While Hong Kong was always the VC’s headquarter from a legal perspective, it wasn’t traditionally its most important office in terms of where its most senior people sat. Now, with a growing focus on fintech, it makes most sense for the fund to really put roots down in the city. Ultimately, 2015 will see the Hong Kong operations grow and truly become its Asia headquarters.
“The whole region is not very well developed, so it depends how you look at it,” Strauch said in response to a perceived lack of development in Hong Kong as a startup location. “Do you look at it from a VC or entrepreneur point of view? As a typical VC looking to invest in a company and then turn around and focus on something else… it’s very difficult — simply because of the quality of the teams you find here. It’s very hard to find great teams.”
Nova intends to be much more active on the company building side of investing due to this perceived shortcoming in finding ‘great teams’. More focus will also be given to Europe rather than just Southeast Asia in 2015.
Advantages in Hong Kong include good access to capital to fuel growth, as well as an educated and tech-savvy population resulting in good early traction with locally-offered products. The fantastic infrastructure also helps. On the downside, Hong Kong is a small market of just eight million, which will always be a limiting factor.

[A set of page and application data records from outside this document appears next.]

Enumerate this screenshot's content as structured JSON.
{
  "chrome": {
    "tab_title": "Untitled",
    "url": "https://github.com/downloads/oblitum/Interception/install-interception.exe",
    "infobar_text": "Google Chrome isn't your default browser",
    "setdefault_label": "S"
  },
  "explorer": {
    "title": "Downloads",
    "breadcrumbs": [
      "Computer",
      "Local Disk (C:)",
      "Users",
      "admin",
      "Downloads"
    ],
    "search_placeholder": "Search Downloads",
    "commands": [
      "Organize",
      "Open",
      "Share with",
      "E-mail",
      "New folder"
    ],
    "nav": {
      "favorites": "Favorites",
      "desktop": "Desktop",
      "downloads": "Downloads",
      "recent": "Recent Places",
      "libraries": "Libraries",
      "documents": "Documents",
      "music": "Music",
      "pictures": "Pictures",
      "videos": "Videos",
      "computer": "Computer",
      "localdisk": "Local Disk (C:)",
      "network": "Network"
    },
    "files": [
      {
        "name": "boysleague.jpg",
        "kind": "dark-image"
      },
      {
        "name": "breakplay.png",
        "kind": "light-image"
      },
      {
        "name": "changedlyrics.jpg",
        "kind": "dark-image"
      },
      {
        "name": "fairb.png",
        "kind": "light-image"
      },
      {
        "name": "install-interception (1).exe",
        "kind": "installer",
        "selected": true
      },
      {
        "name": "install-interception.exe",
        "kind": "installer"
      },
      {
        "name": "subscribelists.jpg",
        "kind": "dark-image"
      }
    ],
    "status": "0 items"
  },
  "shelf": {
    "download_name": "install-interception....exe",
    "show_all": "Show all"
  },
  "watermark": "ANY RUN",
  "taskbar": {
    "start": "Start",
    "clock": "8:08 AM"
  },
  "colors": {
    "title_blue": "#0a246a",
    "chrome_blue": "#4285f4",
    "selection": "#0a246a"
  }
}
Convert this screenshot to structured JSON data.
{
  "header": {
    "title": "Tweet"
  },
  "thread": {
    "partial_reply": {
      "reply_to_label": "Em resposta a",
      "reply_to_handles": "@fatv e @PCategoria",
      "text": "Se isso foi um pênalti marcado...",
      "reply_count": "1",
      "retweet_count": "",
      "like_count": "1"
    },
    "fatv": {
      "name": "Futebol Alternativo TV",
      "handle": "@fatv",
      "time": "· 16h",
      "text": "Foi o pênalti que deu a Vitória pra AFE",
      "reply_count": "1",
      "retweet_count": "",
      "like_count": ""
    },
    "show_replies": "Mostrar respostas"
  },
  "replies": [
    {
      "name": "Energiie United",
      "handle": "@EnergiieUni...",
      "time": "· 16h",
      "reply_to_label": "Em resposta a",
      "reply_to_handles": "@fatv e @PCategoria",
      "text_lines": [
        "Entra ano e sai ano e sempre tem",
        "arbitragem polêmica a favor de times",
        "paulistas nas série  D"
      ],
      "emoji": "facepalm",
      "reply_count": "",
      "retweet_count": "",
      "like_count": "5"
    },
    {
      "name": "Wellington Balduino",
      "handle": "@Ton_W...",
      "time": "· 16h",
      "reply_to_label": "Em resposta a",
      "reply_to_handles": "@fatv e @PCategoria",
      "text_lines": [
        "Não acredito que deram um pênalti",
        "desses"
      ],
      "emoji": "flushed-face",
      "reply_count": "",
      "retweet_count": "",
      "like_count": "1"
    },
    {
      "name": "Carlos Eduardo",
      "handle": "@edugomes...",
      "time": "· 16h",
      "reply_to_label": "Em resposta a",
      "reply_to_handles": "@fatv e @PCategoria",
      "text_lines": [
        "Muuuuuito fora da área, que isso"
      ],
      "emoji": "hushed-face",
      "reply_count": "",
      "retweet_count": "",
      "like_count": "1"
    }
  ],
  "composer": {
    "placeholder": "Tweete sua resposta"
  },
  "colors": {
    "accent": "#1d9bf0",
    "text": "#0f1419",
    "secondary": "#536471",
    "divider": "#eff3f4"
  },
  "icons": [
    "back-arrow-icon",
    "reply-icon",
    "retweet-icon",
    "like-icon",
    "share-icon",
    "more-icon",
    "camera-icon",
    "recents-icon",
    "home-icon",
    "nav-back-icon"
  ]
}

“Indonesia has a surprisingly good and active startup scene, and it’s a relatively local market. It has investment opportunities much better than in other parts of Southeast Asia. Whenever we touch Indonesia, we also get great traction, so I think it’s a great market to start a business out of or to invest in,” Strauch said.
“China we don’t touch. We have a non-China strategy. I think it’s a great market, but it’s also very local and I’m humble enough to understand that there are other people who understand China better. I don’t believe I’m one of the few foreigners who are going to crack China. Therefore we stay out of it. Southeast Asia is such a big opportunity with little competition. Why would I go into [China] when it’s much more competitive?” he added.
Nova is most excited about Thailand and Indonesia in 2015. Emerging markets like Myanmar and Cambodia have some good opportunities, but are simply not big enough in terms of GDP, nor ripe enough in their Internet development, to lure Nova just yet.
A key learning from 2014 has been that success is often not a business model or market problem, but an execution game. It’s all about the people, and Nova is extremely focussed on finding top-notch teams. It sees that as even more important in Southeast Asia than in other parts of the world.
With two significant Series A rounds by Hong Kong online lending startups making headlines — Advanced Merchant Payments’ US$5 million at the end of November and WeLab’s US$20 million this week — Nova also plans to ‘get exposure’ to the lending space going forward. The banking and insurance space in Asia also excites Nova due to a lack of innovation in recent years. It’s ripe for disruption.
“Ultimately we are very approachable,” Strauch said, aiming his comment at interested startups. “Everything that touches banks and insurances, more on the B2C than the B2B side… Whoever sends us an email usually gets a response in about 24 hours. We’re very upfront whether we’re interested or not. Feedback always comes right away.”
Nova wants to fill the gap that exists for startups looking to raise in excess of the US$250,000 figure, with there still not being enough funding for Series A stage rounds in the region.
“The reason why we would never invest in 30 or 40 things in a given year is because we want to add value operationally to whatever we do. It’s not a must, but we would like to share our expertise and bring to the table all the learnings that we have from the past 30 companies we’ve started. That’s something not many other investors have and it’s a big differentiating factor,” Strauch concluded.